  <guid>10</guid>
  <author>fp@example.com (Fabien Potencier)</author>
  <pubDate>Sat, 10 Dec 2005 09:44:11 +0100</pubDate>
 
</item>
<item>
  <title>How can I generate traffic to my blog?</title>
  <description>I have a very swell blog that talks
about my class and mates and pets and favorite movies.</description>
  <link>http://askeet/frontend_dev.php/question/how-can-i-generate-traffic-to-my-blog</link>
  <guid>12</guid>
  <author>fz@example.com (François Zaninotto)</author>
 
  <pubDate>Sat, 10 Dec 2005 09:44:12 +0100</pubDate>
</item>
  </channel>
</rss>

That fast?

The magic

Now you might say: how did symfony know where to find the question's author, his/her email, and how did symfony guess about the URI to a question detail? The answer is: That's magic.

If you don't believe in magic, then come beyond the curtain and meet the sfFeed class. This class is able to interpret the names of the methods of the object that is passed as a parameter to its ->setItems() methods. The Question object has a ->getUser() method, so it is used to find the author of a question. The User object has a ->getEmail() method, so this one is also used to determine the author's email. And the rule name passed to the ->setFeedItemsRouteName() method is:

question:
  url:   /question/:stripped_title
  param: { module: question, action: show }

It contains a stripped_title parameter, so the ->getStrippedTitle() method of the Question object is called to determine the question URI.

All that happens because the getter method names make sense - and the sfFeed class understands objects designed that way. The inference mechanisms of this class are described in detail in the feed chapter of the symfony book - refer to it to see how to ask, for instance, a feed without email addresses even if a ->getEmail() method exists for the object's author.

note

The view of the feed has a XML content-type, so symfony will be smart enough not to add the web debug toolbar to it (otherwise the XML would'nt be valid anymore). If you ever need to disable the web debug toolbar manually, you can always call:

   sfConfig::set('sf_web_debug', false);

(find more about the web debug toolbar in the debug chapter of the symfony book).

Interface improvements

Routing

The URL of a feed is as important as a regular one, so append the following to the routing.yml:

# feeds
feed_popular_questions:
  url:   /feed/popular
  param: { module: feed, action: popular }

RSS image

Whenever a link to a list had a corresponding field, a nice RSS icon is displayed, together with a link to the RSS. As this will happen quite a few times, create a link_to_feed() function in the GlobalHelper.php:
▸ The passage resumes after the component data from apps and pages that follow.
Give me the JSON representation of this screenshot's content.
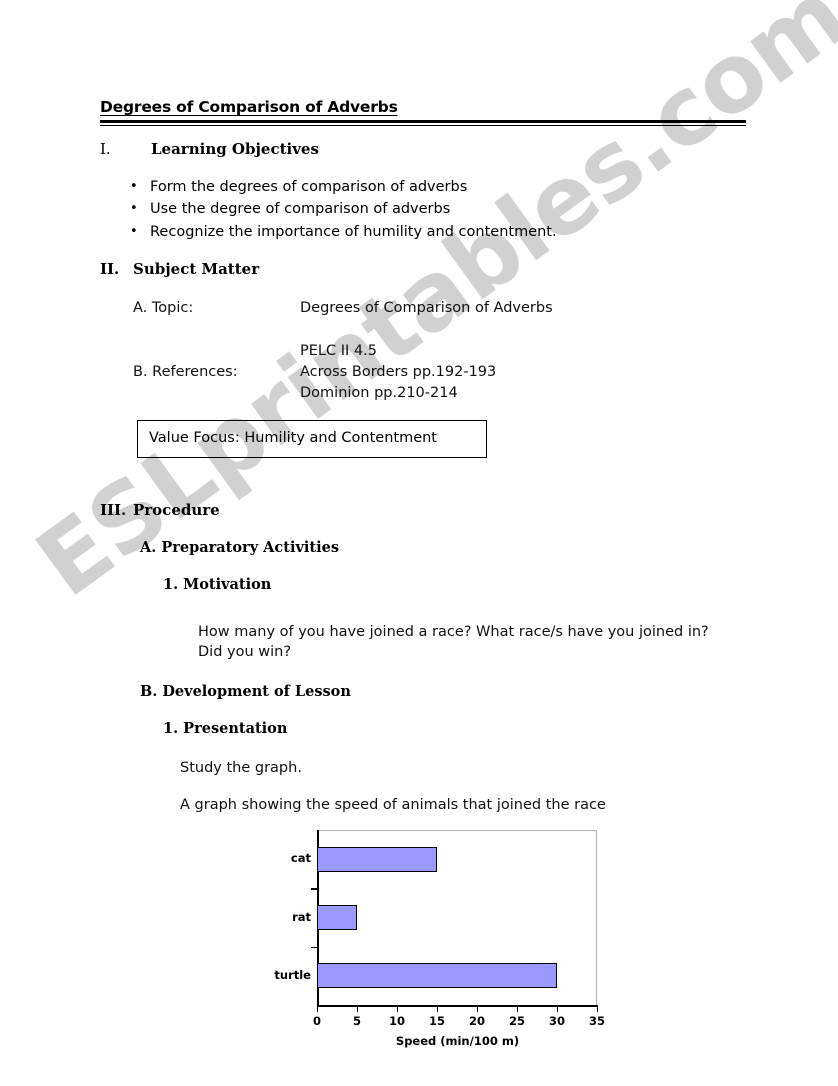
{
  "watermark": {
    "text": "ESLprintables.com",
    "color": "#c9c9c9"
  },
  "document": {
    "title": "Degrees of Comparison of Adverbs"
  },
  "sections": {
    "learning_objectives": {
      "numeral": "I.",
      "heading": "Learning Objectives",
      "items": [
        "Form the degrees of comparison of adverbs",
        "Use the degree of comparison of adverbs",
        "Recognize the importance of humility and contentment."
      ]
    },
    "subject_matter": {
      "numeral": "II.",
      "heading": "Subject Matter",
      "topic_label": "A. Topic:",
      "topic_value": "Degrees of Comparison of Adverbs",
      "references_label": "B. References:",
      "references": [
        "PELC II 4.5",
        "Across Borders pp.192-193",
        "Dominion pp.210-214"
      ],
      "value_focus": "Value Focus: Humility and Contentment"
    },
    "procedure": {
      "numeral": "III.",
      "heading": "Procedure",
      "sub_a": {
        "heading": "A. Preparatory Activities",
        "item_1": "1. Motivation",
        "motivation_line_1": "How many of you have joined a race?  What race/s have you joined in?",
        "motivation_line_2": "Did you win?"
      },
      "sub_b": {
        "heading": "B. Development of Lesson",
        "item_1": "1. Presentation",
        "study_line": "Study the graph.",
        "graph_caption": "A graph showing the speed of animals that joined the race"
      }
    }
  },
  "chart_data": {
    "type": "bar",
    "orientation": "horizontal",
    "title": "",
    "categories": [
      "cat",
      "rat",
      "turtle"
    ],
    "values": [
      15,
      5,
      30
    ],
    "xlabel": "Speed (min/100 m)",
    "ylabel": "",
    "xlim": [
      0,
      35
    ],
    "xticks": [
      0,
      5,
      10,
      15,
      20,
      25,
      30,
      35
    ],
    "grid": false,
    "legend": false,
    "bar_color": "#9999ff",
    "bar_border_color": "#000000"
  }
}
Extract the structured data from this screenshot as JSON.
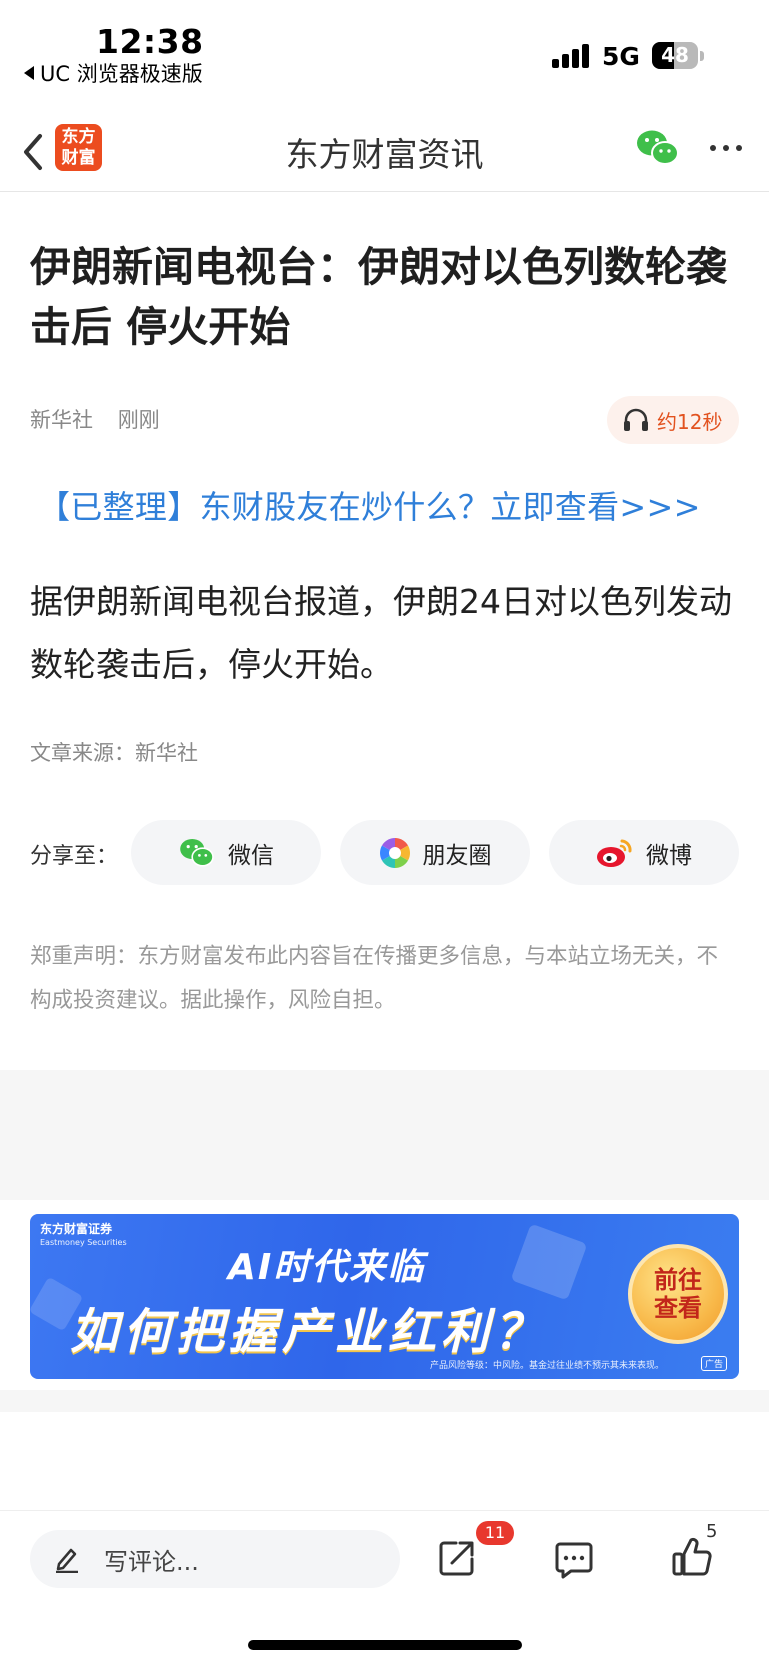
{
  "status_bar": {
    "time": "12:38",
    "back_app": "UC 浏览器极速版",
    "network": "5G",
    "battery": "48",
    "battery_level": 0.48
  },
  "nav": {
    "logo_text_line1": "东方",
    "logo_text_line2": "财富",
    "title": "东方财富资讯"
  },
  "article": {
    "title": "伊朗新闻电视台：伊朗对以色列数轮袭击后 停火开始",
    "source_name": "新华社",
    "time": "刚刚",
    "audio_duration": "约12秒",
    "promo_link": "【已整理】东财股友在炒什么？立即查看>>>",
    "body": "据伊朗新闻电视台报道，伊朗24日对以色列发动数轮袭击后，停火开始。",
    "source_line": "文章来源：新华社"
  },
  "share": {
    "label": "分享至：",
    "buttons": [
      {
        "label": "微信",
        "icon": "wechat-icon"
      },
      {
        "label": "朋友圈",
        "icon": "moments-icon"
      },
      {
        "label": "微博",
        "icon": "weibo-icon"
      }
    ]
  },
  "disclaimer": {
    "heading": "郑重声明：",
    "text": "东方财富发布此内容旨在传播更多信息，与本站立场无关，不构成投资建议。据此操作，风险自担。"
  },
  "ad": {
    "brand": "东方财富证券",
    "brand_en": "Eastmoney Securities",
    "line1": "AI时代来临",
    "line2": "如何把握产业红利？",
    "cta_line1": "前往",
    "cta_line2": "查看",
    "risk_note": "产品风险等级：中风险。基金过往业绩不预示其未来表现。",
    "tag": "广告"
  },
  "bottom_bar": {
    "comment_placeholder": "写评论...",
    "share_badge": "11",
    "like_count": "5"
  },
  "colors": {
    "brand_orange": "#ec4c1f",
    "link_blue": "#2f7fd9",
    "badge_red": "#e8382e",
    "ad_blue": "#2f66ea"
  }
}
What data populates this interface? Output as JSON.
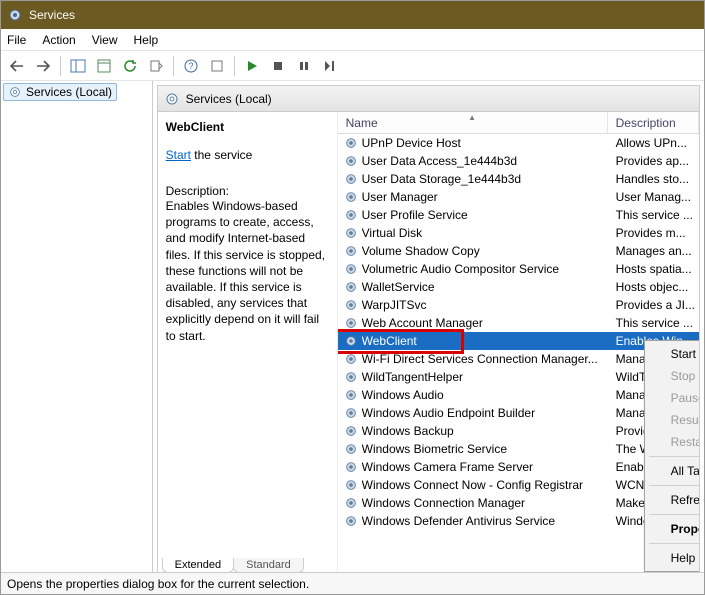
{
  "window": {
    "title": "Services"
  },
  "menu": {
    "file": "File",
    "action": "Action",
    "view": "View",
    "help": "Help"
  },
  "tree": {
    "root": "Services (Local)"
  },
  "right_header": "Services (Local)",
  "columns": {
    "name": "Name",
    "description": "Description"
  },
  "detail": {
    "name": "WebClient",
    "start_link": "Start",
    "start_tail": " the service",
    "desc_label": "Description:",
    "desc_text": "Enables Windows-based programs to create, access, and modify Internet-based files. If this service is stopped, these functions will not be available. If this service is disabled, any services that explicitly depend on it will fail to start."
  },
  "services": [
    {
      "name": "UPnP Device Host",
      "desc": "Allows UPn..."
    },
    {
      "name": "User Data Access_1e444b3d",
      "desc": "Provides ap..."
    },
    {
      "name": "User Data Storage_1e444b3d",
      "desc": "Handles sto..."
    },
    {
      "name": "User Manager",
      "desc": "User Manag..."
    },
    {
      "name": "User Profile Service",
      "desc": "This service ..."
    },
    {
      "name": "Virtual Disk",
      "desc": "Provides m..."
    },
    {
      "name": "Volume Shadow Copy",
      "desc": "Manages an..."
    },
    {
      "name": "Volumetric Audio Compositor Service",
      "desc": "Hosts spatia..."
    },
    {
      "name": "WalletService",
      "desc": "Hosts objec..."
    },
    {
      "name": "WarpJITSvc",
      "desc": "Provides a JI..."
    },
    {
      "name": "Web Account Manager",
      "desc": "This service ..."
    },
    {
      "name": "WebClient",
      "desc": "Enables Win...",
      "selected": true
    },
    {
      "name": "Wi-Fi Direct Services Connection Manager...",
      "desc": "Manages co..."
    },
    {
      "name": "WildTangentHelper",
      "desc": "WildTangen..."
    },
    {
      "name": "Windows Audio",
      "desc": "Manages au..."
    },
    {
      "name": "Windows Audio Endpoint Builder",
      "desc": "Manages au..."
    },
    {
      "name": "Windows Backup",
      "desc": "Provides Wi..."
    },
    {
      "name": "Windows Biometric Service",
      "desc": "The Windo..."
    },
    {
      "name": "Windows Camera Frame Server",
      "desc": "Enables mul..."
    },
    {
      "name": "Windows Connect Now - Config Registrar",
      "desc": "WCNCSVC ..."
    },
    {
      "name": "Windows Connection Manager",
      "desc": "Makes auto..."
    },
    {
      "name": "Windows Defender Antivirus Service",
      "desc": "Windows D..."
    }
  ],
  "context_menu": {
    "start": "Start",
    "stop": "Stop",
    "pause": "Pause",
    "resume": "Resume",
    "restart": "Restart",
    "all_tasks": "All Tasks",
    "refresh": "Refresh",
    "properties": "Properties",
    "help": "Help"
  },
  "tabs": {
    "extended": "Extended",
    "standard": "Standard"
  },
  "status": "Opens the properties dialog box for the current selection."
}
function link_to_feed($name, $uri)
{
  return link_to(image_tag('feed.gif', array('alt' => $name, 'title' => $name, 'align' => 'absmiddle')), $uri);
}

You will find the feed.gif image in the SVN repository.

Now, edit the modules/sidebar/templates/defaultSuccess.php as follows:

<li><?php echo link_to('popular questions', '@popular_questions') ?> <?php echo link_to_feed('popular questions', '@feed_popular_questions') ?></li>

See you Tomorrow

This tutorial was supposed to last one hour, and only fifteen minutes passed. You are worried? Don't. That's another one of the lessons of agile programming: If you find a very simple solution to your problem, it is probably the right one. There is no need to pass too much time to develop a feature if it already works. And you now know that only fifteen minutes are necessary to setup, test and launch a RSS feed. After all, symfony offers professional web tools for lazy folks, so enjoy your free time and leave your computer for today.

If you want some more symfony stuff, try making a new feed for the latest questions, the latest answers in general, and the latest answers to a question in particular. It should not take you more than fifteen more minutes, so you will have time to download the full code from the askeet SVN repository, tagged release_day_11, and check if you did it well. Beware that there is one hidden difficulty - pay attention to the routing rule used for the feed of the latest comments.

And if you still have a few minutes left, go to the askeet forum and express yourself.

Tomorrow, we will send emails with symfony, because we are sure that some of our users will forget their access codes. Until then, sleep tight.